:: Required action ::
Copy all the entries word for word, but omit the pictures.

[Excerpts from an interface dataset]
__________________________________________________
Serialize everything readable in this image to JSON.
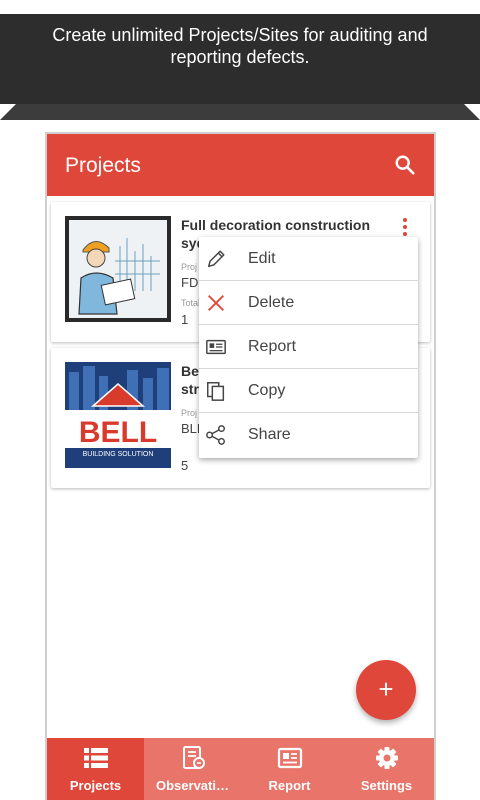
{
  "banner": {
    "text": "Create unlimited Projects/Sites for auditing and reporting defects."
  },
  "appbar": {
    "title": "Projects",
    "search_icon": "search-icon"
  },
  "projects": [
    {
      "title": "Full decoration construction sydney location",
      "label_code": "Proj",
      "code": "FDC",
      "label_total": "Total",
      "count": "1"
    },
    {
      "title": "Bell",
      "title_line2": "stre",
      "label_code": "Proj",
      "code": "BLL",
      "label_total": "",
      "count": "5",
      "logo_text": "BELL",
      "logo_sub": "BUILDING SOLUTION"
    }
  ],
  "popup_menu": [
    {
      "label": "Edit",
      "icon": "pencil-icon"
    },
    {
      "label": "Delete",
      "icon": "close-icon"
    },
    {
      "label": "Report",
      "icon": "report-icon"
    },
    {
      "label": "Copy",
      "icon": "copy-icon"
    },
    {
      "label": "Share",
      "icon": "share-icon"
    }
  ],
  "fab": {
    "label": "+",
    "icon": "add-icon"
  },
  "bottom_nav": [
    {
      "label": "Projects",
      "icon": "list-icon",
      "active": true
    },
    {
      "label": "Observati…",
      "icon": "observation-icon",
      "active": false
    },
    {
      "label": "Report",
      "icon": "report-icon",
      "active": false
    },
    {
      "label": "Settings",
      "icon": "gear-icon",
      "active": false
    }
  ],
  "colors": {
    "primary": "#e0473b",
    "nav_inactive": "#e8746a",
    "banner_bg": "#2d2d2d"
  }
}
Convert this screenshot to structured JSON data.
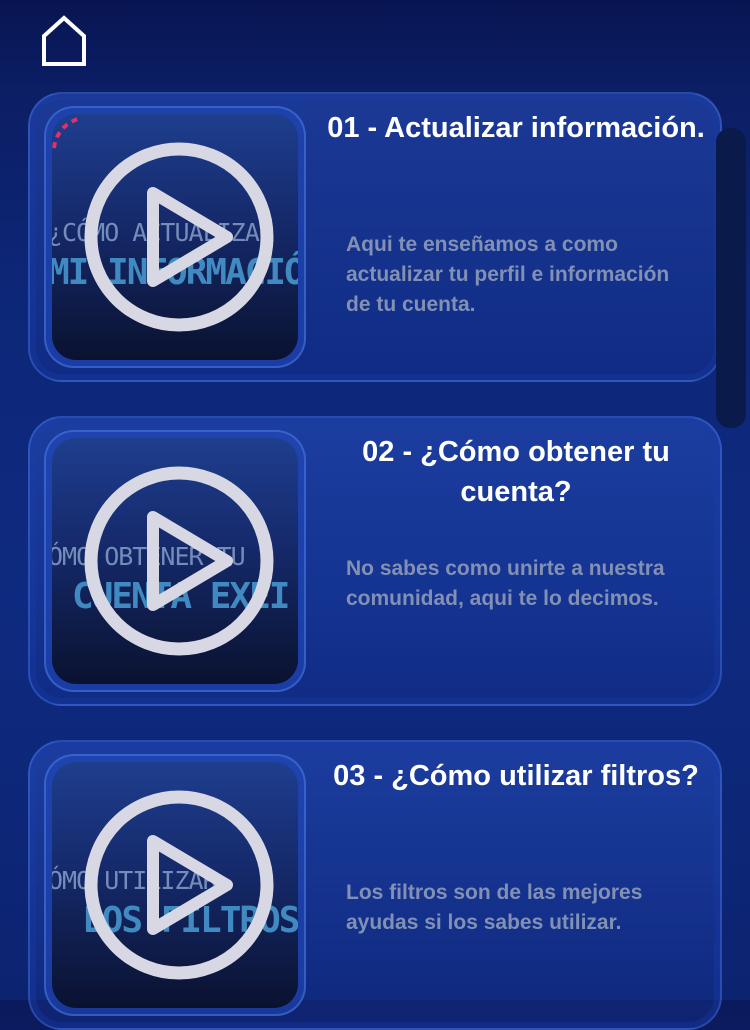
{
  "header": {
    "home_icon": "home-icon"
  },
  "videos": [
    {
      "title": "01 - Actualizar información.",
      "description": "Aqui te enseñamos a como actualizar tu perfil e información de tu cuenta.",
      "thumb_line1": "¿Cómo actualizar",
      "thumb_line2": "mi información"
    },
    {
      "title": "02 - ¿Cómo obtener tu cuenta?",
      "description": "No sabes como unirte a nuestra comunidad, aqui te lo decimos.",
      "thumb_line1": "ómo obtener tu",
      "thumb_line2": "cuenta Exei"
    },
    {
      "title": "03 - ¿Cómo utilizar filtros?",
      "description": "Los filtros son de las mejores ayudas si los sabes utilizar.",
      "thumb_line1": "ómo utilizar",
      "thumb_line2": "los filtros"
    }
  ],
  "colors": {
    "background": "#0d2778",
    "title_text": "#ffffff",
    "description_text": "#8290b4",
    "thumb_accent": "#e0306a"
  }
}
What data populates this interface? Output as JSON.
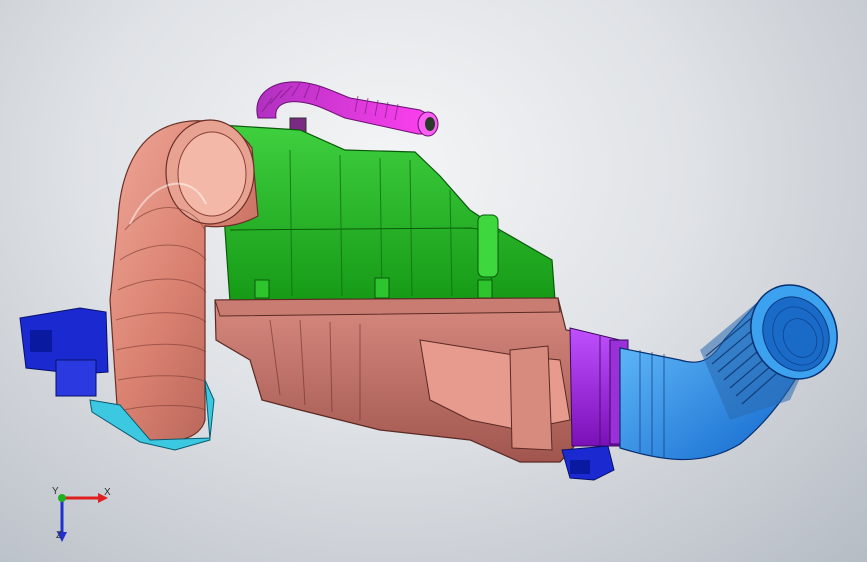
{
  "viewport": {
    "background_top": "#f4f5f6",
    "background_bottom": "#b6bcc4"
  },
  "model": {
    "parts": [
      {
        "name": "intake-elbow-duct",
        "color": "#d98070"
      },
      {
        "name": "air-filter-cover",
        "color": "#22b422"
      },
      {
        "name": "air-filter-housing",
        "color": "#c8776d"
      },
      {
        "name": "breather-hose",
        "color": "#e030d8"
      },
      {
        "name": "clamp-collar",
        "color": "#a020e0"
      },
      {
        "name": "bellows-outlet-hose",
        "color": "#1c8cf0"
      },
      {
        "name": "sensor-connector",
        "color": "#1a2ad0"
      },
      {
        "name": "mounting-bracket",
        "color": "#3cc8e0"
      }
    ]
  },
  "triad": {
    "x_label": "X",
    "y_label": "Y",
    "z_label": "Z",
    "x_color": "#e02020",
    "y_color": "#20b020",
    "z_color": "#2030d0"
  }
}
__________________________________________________
:: Output for this exercise ::
Serialize everything readable in this image to JSON.
{
  "banner": {
    "text": "Create unlimited Projects/Sites for auditing and reporting defects."
  },
  "appbar": {
    "title": "Projects",
    "search_icon": "search-icon"
  },
  "projects": [
    {
      "title": "Full decoration construction sydney location",
      "label_code": "Proj",
      "code": "FDC",
      "label_total": "Total",
      "count": "1"
    },
    {
      "title": "Bell",
      "title_line2": "stre",
      "label_code": "Proj",
      "code": "BLL",
      "label_total": "",
      "count": "5",
      "logo_text": "BELL",
      "logo_sub": "BUILDING SOLUTION"
    }
  ],
  "popup_menu": [
    {
      "label": "Edit",
      "icon": "pencil-icon"
    },
    {
      "label": "Delete",
      "icon": "close-icon"
    },
    {
      "label": "Report",
      "icon": "report-icon"
    },
    {
      "label": "Copy",
      "icon": "copy-icon"
    },
    {
      "label": "Share",
      "icon": "share-icon"
    }
  ],
  "fab": {
    "label": "+",
    "icon": "add-icon"
  },
  "bottom_nav": [
    {
      "label": "Projects",
      "icon": "list-icon",
      "active": true
    },
    {
      "label": "Observati…",
      "icon": "observation-icon",
      "active": false
    },
    {
      "label": "Report",
      "icon": "report-icon",
      "active": false
    },
    {
      "label": "Settings",
      "icon": "gear-icon",
      "active": false
    }
  ],
  "colors": {
    "primary": "#e0473b",
    "nav_inactive": "#e8746a",
    "banner_bg": "#2d2d2d"
  }
}
Convert this screenshot to structured JSON data.
{
  "header": {
    "home_icon": "home-icon"
  },
  "videos": [
    {
      "title": "01 - Actualizar información.",
      "description": "Aqui te enseñamos a como actualizar tu perfil e información de tu cuenta.",
      "thumb_line1": "¿Cómo actualizar",
      "thumb_line2": "mi información"
    },
    {
      "title": "02 - ¿Cómo obtener tu cuenta?",
      "description": "No sabes como unirte a nuestra comunidad, aqui te lo decimos.",
      "thumb_line1": "ómo obtener tu",
      "thumb_line2": "cuenta Exei"
    },
    {
      "title": "03 - ¿Cómo utilizar filtros?",
      "description": "Los filtros son de las mejores ayudas si los sabes utilizar.",
      "thumb_line1": "ómo utilizar",
      "thumb_line2": "los filtros"
    }
  ],
  "colors": {
    "background": "#0d2778",
    "title_text": "#ffffff",
    "description_text": "#8290b4",
    "thumb_accent": "#e0306a"
  }
}
What data populates this interface? Output as JSON.
{
  "viewport": {
    "background_top": "#f4f5f6",
    "background_bottom": "#b6bcc4"
  },
  "model": {
    "parts": [
      {
        "name": "intake-elbow-duct",
        "color": "#d98070"
      },
      {
        "name": "air-filter-cover",
        "color": "#22b422"
      },
      {
        "name": "air-filter-housing",
        "color": "#c8776d"
      },
      {
        "name": "breather-hose",
        "color": "#e030d8"
      },
      {
        "name": "clamp-collar",
        "color": "#a020e0"
      },
      {
        "name": "bellows-outlet-hose",
        "color": "#1c8cf0"
      },
      {
        "name": "sensor-connector",
        "color": "#1a2ad0"
      },
      {
        "name": "mounting-bracket",
        "color": "#3cc8e0"
      }
    ]
  },
  "triad": {
    "x_label": "X",
    "y_label": "Y",
    "z_label": "Z",
    "x_color": "#e02020",
    "y_color": "#20b020",
    "z_color": "#2030d0"
  }
}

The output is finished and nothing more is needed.